$$\begin{array}{lll}{Y}_{i} & = & \mu +\{{\beta }_{1}\cdot (1\,-\,{{\rm{m}}{\rm{a}}{\rm{t}}{\rm{u}}{\rm{r}}{\rm{e}}}_{i})+{\beta }_{2}\cdot {{\rm{m}}{\rm{a}}{\rm{t}}{\rm{u}}{\rm{r}}{\rm{e}}}_{i}\}\cdot {x}_{Ii}+\{{\beta }_{3}\cdot (1\,-\,{{\rm{m}}{\rm{a}}{\rm{t}}{\rm{u}}{\rm{r}}{\rm{e}}}_{i})+{\beta }_{4}\cdot {{\rm{m}}{\rm{a}}{\rm{t}}{\rm{u}}{\rm{r}}{\rm{e}}}_{i}\}\cdot {x}_{Ei}\\ & & +{\gamma }_{1}\cdot {{\rm{a}}{\rm{g}}{\rm{e}}}_{i}+{\gamma }_{2}\cdot {{\rm{s}}{\rm{e}}{\rm{x}}}_{i}+{\gamma }_{3}\cdot {{\rm{s}}{\rm{e}}{\rm{a}}{\rm{s}}{\rm{o}}{\rm{n}}}_{i}+{\gamma }_{4}\cdot {{\rm{a}}{\rm{l}}{\rm{t}}{\rm{i}}{\rm{t}}{\rm{u}}{\rm{d}}{\rm{e}}}_{i}+{\varepsilon }_{i},\,i=1,\,\ldots ,\,n,\end{array}$$

where Yi denotes the logarithmic transformed observed value of the i th sample, agei indicates age of “i” at capture, maturei defined as maturei = 1 if agei ≥ 5.0, or 0, if agei < 5.0, sexi denotes sex of “i” (1:male, 0:female), and seasoni is defined by seasoni = 1, if the “i” was captured in the period from April to September, or 0, if the “i” was captured in the period from October to March, altitudei denotes the sea level altitude of “i” at capture in 100 m units, εi’s denote error terms, consisting of measurement error and individual variation, which are realizations of independent random variables from a normal distribution with mean 0 and variance σ2. The parameters μ, β1, …, β4, γ1, …, γ4 are unknown regression coefficients to be estimated, which represent the intercept (μ), dose-rate effect factor by internal exposure in immature individuals (β1), dose-rate effect factor by internal exposure in mature individuals (β2), dose-rate effect factor by external exposure in immature individuals (β3), dose-rate effect factor by external exposure in mature individuals (β4), and effects of the confounding background covariates concerning age (γ1), sex (γ2), season (γ3), and altitude (γ4), respectively.

The least squares method was applied for estimating the unknown parameters.
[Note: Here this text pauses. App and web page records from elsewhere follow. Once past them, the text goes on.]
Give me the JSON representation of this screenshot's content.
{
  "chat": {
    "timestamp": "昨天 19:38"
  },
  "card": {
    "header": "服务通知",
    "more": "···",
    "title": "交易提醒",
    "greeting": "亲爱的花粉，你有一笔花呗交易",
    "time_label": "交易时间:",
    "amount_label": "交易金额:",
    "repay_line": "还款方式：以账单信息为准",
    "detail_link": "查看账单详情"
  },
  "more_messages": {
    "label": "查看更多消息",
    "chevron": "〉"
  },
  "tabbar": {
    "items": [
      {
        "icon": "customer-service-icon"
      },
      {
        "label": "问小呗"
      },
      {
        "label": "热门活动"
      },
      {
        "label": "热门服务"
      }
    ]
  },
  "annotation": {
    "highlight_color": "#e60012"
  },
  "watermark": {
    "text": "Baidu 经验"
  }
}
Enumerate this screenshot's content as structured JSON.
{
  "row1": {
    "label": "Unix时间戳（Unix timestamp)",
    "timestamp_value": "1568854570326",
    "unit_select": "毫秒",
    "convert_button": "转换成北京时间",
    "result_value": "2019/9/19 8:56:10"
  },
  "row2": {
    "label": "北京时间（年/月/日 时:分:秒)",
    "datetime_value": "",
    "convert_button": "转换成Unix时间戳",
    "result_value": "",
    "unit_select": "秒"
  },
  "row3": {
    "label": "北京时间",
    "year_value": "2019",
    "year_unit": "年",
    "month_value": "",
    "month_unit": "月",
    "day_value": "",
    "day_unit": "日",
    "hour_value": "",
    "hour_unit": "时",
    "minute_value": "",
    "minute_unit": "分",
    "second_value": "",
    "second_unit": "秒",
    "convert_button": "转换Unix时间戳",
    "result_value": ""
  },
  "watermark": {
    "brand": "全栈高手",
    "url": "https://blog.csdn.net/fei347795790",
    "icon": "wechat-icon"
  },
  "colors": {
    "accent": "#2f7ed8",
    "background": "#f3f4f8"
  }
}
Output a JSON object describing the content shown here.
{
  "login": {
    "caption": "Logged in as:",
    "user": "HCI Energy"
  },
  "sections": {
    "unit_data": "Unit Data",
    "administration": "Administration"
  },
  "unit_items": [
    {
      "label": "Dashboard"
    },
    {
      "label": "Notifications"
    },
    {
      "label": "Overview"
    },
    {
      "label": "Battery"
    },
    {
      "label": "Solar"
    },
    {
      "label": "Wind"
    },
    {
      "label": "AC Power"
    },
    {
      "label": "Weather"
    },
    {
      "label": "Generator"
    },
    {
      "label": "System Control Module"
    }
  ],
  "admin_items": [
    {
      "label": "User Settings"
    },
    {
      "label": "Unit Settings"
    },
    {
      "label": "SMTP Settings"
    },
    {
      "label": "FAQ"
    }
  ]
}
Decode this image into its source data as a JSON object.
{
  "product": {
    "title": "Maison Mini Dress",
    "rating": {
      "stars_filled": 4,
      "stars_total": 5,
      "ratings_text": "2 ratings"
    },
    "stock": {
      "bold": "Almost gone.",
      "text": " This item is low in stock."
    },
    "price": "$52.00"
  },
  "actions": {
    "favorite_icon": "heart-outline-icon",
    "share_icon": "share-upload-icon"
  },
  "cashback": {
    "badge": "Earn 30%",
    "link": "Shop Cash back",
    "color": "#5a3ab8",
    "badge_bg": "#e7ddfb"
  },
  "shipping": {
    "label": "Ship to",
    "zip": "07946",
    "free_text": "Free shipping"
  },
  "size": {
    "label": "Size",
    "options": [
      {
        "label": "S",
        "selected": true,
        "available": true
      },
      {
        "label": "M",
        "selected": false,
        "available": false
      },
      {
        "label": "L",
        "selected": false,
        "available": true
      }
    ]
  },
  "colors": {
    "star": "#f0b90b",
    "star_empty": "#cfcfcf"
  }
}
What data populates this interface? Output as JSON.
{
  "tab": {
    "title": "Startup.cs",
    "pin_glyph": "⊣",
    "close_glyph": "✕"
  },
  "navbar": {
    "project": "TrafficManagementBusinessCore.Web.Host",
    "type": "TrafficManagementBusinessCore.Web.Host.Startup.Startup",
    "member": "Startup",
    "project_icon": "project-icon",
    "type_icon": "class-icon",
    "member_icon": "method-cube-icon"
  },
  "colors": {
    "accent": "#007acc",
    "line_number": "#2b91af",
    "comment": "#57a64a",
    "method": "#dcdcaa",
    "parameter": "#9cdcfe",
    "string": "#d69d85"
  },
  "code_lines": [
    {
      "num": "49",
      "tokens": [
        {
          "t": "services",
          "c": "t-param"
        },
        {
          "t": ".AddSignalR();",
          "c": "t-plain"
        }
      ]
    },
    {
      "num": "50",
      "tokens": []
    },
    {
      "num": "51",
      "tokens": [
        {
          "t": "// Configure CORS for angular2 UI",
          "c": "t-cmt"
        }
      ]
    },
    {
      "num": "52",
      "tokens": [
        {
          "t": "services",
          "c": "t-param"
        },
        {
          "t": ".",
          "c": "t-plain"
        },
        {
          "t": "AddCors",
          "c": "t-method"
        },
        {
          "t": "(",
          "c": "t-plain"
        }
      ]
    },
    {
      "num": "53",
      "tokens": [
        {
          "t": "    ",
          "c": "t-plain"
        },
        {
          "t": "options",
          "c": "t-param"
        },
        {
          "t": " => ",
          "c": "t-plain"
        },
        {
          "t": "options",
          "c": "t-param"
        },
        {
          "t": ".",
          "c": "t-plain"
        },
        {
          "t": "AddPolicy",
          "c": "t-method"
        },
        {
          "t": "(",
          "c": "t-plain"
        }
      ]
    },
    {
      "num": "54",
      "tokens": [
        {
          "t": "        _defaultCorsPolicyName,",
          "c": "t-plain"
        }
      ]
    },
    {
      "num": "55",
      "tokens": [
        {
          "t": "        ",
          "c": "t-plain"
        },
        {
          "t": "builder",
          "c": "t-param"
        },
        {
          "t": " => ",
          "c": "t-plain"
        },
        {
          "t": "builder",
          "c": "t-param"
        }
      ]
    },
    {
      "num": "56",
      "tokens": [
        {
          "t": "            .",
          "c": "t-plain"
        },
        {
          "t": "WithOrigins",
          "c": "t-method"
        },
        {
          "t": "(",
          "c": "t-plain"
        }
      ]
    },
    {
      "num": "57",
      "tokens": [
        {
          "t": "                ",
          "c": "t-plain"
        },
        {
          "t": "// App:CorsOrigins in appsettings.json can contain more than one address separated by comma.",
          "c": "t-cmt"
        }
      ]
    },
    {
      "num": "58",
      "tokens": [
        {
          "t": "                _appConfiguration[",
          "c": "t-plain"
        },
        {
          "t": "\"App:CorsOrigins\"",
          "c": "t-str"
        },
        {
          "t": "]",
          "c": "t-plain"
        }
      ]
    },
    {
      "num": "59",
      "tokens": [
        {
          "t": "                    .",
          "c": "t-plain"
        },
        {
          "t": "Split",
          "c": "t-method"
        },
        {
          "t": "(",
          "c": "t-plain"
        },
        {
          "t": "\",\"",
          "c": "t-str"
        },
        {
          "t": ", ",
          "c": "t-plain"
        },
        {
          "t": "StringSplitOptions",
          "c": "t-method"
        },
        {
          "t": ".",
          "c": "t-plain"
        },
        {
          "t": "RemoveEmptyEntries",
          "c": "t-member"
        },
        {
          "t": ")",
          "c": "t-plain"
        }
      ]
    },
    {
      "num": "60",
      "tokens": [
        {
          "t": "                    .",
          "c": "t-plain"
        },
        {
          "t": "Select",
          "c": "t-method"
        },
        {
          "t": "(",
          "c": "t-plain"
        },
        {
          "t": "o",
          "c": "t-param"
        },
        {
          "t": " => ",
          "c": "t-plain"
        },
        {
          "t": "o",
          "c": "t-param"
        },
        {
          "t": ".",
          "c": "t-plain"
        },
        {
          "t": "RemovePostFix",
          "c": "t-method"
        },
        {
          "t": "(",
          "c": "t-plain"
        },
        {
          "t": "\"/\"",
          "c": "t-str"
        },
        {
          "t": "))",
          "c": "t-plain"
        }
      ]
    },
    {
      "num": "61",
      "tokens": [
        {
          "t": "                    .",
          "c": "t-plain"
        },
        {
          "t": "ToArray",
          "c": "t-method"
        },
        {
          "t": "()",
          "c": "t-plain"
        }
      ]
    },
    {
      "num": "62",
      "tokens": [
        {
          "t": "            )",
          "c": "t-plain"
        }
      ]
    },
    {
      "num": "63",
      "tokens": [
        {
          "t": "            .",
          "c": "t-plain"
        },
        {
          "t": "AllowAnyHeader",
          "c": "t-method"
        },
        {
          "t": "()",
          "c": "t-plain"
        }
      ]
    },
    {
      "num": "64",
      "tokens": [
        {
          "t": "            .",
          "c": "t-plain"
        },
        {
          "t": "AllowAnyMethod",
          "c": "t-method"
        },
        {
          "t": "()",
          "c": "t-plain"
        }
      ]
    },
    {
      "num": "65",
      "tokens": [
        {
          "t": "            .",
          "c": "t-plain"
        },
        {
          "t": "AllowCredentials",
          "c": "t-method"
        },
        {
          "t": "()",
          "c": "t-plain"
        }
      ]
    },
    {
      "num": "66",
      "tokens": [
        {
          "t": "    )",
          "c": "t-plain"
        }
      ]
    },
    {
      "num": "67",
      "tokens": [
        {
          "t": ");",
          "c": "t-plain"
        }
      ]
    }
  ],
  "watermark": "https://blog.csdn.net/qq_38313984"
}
Since the number of samples (n) is small, based on AIC (Akaike’s Information Criterion)47, we optimized the model with selecting variables of confounding background factor candidates. The R software (ver. 3.4)48 was used for implementing statistical data analyses. Using the parallel method with the same explanatory variables to the analyses of peripheral blood cells, we also performed multiple regression analyses for dose-rate dependency of bone marrow cells. We set our significance level at <0.05 for all statistical procedures.